Surfing first began in beautiful Hawaii over 200 years ago. Today, you can find people of all ages, surfing all over the world or wherever there are waves.

Surfing not only has physical benefits, but it also brings the benefits of being out in fresh air.

People who surf will tell you that, they surf for the pure rush of adrenaline in anticipation of catching the next wave and feeling at peace, while watching the sunset.

Surfing is not just about soaking in the sun and riding waves, it is also a very good form of exercise. Riding those waves provides aerobic and anaerobic exercise, all at the same time.

Surfers have to do a variety of cardiovascular exercise like running to the water, paddling, and swimming. Regular surfing can improve the amount of blood being pumped in and out of the heart and how the body uses its oxygen.

Surfing provides excellent cardiovascular exercise. Catching waves requires paddling out to catch that perfect wave. Paddling means the use of upper body and lower body muscles. The upper body involves the use of arms, shoulders, chest, back, and core- these muscles propel you and the board forward and keep the board balanced. Lower body muscles come into play once you are standing and riding the wave- the legs guide the board in the direction you want to go, while the core (abs) keep you from falling over.

Surfers thrive on riding the ocean’s waves of energy. It is clear that people who surf regularly can surf well into their 60’s, 70’s, 80’s and possibly beyond. Next time you find yourself at the beach and watching the surfers, take a moment to notice that older surfers do not tend to look their actual age.


Surfing’s health benefits do not stop at just gaining and maintaining physical health, it also provides mental health benefits.

Surfing reduces stress, and often gives those who surf a laid back attitude about life. For the majority of us, the days are filled with stress that is harmful to our mental health. Partaking in physical exercise, especially an activity as exhilarating and fun as surfing, helps offset the negative effects of stress.

A study by the California State University looked at how surfing improved mood and prevented depression and stress. The study included people that were described as angry, depressed or stressed. These individuals became more calm, relaxed and happy after going through a surfing program for a few weeks. 

Surfers are more relaxed and successfully get rid of stress by staying close to nature and feeling free. People who regularly surf say that they feel a deeper sense of tranquility, which gives a psychological boost and balance as a whole.

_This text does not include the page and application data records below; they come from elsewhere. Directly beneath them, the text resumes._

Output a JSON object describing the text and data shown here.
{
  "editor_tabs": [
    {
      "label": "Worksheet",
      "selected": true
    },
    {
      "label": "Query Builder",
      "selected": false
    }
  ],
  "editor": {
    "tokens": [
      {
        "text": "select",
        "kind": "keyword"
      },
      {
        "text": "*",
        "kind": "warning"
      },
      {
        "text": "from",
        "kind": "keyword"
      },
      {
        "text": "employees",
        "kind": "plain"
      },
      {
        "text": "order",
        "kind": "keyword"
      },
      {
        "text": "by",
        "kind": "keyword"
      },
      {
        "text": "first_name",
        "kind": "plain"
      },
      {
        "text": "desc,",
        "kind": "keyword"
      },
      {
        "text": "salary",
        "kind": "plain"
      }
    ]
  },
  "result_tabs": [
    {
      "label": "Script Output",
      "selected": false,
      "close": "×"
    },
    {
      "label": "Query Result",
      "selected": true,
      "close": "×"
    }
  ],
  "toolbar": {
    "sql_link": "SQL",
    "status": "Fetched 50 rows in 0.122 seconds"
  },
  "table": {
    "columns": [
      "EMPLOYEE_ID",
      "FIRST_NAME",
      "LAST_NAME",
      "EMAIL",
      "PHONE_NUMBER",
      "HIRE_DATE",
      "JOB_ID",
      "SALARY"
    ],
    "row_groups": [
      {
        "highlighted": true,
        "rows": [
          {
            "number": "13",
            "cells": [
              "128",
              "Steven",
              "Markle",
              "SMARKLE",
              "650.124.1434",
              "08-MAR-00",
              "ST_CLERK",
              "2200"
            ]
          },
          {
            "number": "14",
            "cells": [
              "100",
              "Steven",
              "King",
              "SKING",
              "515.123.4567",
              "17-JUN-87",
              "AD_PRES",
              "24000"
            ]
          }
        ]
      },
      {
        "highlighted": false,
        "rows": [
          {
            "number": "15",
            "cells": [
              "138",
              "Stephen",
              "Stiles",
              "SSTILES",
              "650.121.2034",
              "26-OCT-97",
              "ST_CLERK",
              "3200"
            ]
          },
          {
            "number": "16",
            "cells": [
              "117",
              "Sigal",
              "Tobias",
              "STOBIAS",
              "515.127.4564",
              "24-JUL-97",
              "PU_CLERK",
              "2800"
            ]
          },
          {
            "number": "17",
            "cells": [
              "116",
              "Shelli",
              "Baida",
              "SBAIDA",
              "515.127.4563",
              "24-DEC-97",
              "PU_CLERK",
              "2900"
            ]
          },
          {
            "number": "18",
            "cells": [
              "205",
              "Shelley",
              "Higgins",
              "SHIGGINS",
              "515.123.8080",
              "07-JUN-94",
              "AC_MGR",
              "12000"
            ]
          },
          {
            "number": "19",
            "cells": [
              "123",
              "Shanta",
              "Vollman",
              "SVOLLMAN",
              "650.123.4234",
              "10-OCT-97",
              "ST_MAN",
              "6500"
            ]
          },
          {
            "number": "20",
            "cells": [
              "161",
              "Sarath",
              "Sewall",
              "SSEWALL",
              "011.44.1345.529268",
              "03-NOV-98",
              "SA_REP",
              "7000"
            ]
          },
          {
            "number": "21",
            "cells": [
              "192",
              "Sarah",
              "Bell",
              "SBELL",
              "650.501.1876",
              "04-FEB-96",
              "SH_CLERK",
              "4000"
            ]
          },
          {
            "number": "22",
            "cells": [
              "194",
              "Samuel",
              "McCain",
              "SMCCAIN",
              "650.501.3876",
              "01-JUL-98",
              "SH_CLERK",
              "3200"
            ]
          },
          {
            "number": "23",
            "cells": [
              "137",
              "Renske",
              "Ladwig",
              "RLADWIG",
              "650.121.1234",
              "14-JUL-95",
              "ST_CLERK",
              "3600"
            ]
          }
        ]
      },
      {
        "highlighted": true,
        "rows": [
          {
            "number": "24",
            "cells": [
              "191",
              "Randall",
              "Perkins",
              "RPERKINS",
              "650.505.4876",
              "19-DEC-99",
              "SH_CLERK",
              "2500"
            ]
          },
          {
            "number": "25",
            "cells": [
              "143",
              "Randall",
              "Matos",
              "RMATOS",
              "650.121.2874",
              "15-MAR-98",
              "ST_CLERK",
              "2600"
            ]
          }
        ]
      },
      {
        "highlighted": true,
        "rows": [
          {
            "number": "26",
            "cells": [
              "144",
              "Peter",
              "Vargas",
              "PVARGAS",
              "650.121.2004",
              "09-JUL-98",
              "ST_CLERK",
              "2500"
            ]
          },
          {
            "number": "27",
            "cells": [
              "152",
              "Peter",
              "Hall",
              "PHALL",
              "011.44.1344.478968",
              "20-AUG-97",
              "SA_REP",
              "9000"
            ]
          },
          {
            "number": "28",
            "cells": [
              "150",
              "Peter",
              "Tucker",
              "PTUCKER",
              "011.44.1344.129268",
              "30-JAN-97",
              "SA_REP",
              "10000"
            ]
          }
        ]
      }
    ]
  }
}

If you are considering a new hobby that will have a physical and mental impact on your overall health; consider surfing, and hang ten!